• **About this exercise**: The word "Manual" marks the lines to find; copy every such line from the data below.

• **Data extracts**:
◇ ◇ ◇ ◇ ◇ ◇ ◇

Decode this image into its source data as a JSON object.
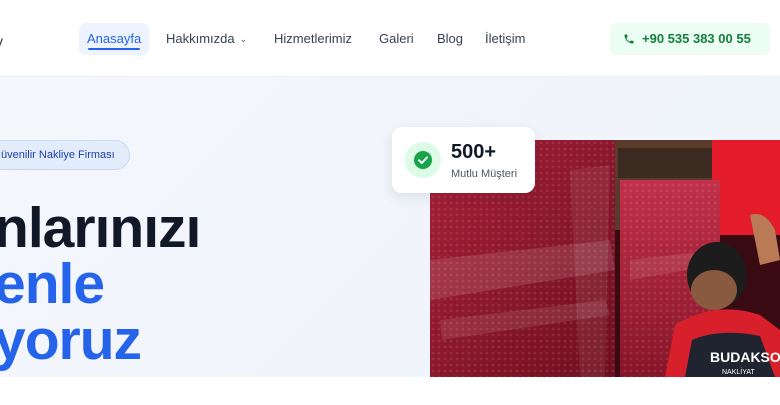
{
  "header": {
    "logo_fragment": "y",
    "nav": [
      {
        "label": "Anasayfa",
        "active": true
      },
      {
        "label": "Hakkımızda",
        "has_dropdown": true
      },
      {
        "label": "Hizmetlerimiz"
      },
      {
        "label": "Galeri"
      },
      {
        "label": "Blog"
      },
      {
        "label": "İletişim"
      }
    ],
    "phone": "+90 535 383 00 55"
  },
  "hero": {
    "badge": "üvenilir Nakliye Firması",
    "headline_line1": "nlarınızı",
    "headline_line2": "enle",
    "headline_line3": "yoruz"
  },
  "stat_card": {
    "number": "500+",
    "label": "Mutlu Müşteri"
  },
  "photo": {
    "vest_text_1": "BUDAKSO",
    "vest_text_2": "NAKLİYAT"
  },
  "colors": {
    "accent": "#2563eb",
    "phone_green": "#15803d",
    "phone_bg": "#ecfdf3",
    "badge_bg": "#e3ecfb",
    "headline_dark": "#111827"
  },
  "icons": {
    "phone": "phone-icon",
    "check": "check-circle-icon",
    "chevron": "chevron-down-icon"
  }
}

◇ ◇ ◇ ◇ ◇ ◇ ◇

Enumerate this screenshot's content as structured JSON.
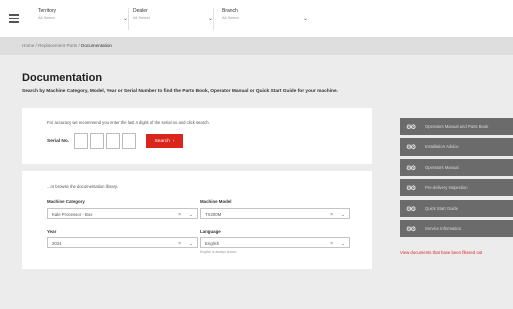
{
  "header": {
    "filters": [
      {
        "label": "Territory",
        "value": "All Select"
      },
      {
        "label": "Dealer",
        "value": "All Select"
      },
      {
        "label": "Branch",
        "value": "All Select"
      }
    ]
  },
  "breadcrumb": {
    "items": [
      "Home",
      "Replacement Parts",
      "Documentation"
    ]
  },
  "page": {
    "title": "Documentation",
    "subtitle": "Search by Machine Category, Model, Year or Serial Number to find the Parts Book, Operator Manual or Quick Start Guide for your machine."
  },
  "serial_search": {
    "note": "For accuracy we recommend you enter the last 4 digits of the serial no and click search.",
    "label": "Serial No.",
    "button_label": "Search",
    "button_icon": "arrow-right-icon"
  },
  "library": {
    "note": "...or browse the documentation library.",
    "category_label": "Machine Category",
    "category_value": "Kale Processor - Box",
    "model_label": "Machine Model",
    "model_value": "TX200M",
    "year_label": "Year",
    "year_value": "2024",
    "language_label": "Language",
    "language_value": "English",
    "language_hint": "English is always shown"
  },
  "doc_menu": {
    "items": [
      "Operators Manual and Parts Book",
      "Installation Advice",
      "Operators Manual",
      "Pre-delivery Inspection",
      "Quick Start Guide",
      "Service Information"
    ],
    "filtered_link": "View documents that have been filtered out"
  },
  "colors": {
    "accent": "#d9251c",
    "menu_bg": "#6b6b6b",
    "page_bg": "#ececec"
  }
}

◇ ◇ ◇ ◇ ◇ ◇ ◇

• **Response to the exercise**:
    "subtitle": "Search by Machine Category, Model, Year or Serial Number to find the Parts Book, Operator Manual or Quick Start Guide for your machine."
      "Operators Manual and Parts Book",
      "Operators Manual",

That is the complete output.